#### Data for this task:
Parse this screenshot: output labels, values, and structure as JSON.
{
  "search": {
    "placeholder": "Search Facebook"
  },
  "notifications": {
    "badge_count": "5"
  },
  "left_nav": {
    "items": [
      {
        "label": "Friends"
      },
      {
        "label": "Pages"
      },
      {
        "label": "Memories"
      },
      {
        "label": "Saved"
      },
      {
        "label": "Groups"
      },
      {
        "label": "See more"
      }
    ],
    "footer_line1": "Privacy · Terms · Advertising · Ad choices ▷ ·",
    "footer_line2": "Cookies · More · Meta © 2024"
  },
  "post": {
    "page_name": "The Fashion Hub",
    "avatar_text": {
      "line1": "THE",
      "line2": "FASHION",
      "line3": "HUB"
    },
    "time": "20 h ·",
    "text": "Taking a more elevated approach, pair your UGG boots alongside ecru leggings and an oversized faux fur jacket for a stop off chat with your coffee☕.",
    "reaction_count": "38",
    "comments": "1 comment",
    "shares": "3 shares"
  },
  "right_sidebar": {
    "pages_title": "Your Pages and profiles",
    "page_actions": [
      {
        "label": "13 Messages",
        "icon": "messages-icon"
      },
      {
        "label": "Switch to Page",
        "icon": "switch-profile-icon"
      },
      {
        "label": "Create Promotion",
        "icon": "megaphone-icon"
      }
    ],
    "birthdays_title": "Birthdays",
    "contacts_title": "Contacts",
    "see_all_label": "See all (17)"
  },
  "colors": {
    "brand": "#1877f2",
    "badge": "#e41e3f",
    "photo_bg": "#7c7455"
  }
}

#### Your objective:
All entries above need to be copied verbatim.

#### Result of the task:
Parse this screenshot: output labels, values, and structure as JSON.
{
  "search": {
    "placeholder": "Search Facebook"
  },
  "notifications": {
    "badge_count": "5"
  },
  "left_nav": {
    "items": [
      {
        "label": "Friends"
      },
      {
        "label": "Pages"
      },
      {
        "label": "Memories"
      },
      {
        "label": "Saved"
      },
      {
        "label": "Groups"
      },
      {
        "label": "See more"
      }
    ],
    "footer_line1": "Privacy · Terms · Advertising · Ad choices ▷ ·",
    "footer_line2": "Cookies · More · Meta © 2024"
  },
  "post": {
    "page_name": "The Fashion Hub",
    "avatar_text": {
      "line1": "THE",
      "line2": "FASHION",
      "line3": "HUB"
    },
    "time": "20 h ·",
    "text": "Taking a more elevated approach, pair your UGG boots alongside ecru leggings and an oversized faux fur jacket for a stop off chat with your coffee☕.",
    "reaction_count": "38",
    "comments": "1 comment",
    "shares": "3 shares"
  },
  "right_sidebar": {
    "pages_title": "Your Pages and profiles",
    "page_actions": [
      {
        "label": "13 Messages",
        "icon": "messages-icon"
      },
      {
        "label": "Switch to Page",
        "icon": "switch-profile-icon"
      },
      {
        "label": "Create Promotion",
        "icon": "megaphone-icon"
      }
    ],
    "birthdays_title": "Birthdays",
    "contacts_title": "Contacts",
    "see_all_label": "See all (17)"
  },
  "colors": {
    "brand": "#1877f2",
    "badge": "#e41e3f",
    "photo_bg": "#7c7455"
  }
}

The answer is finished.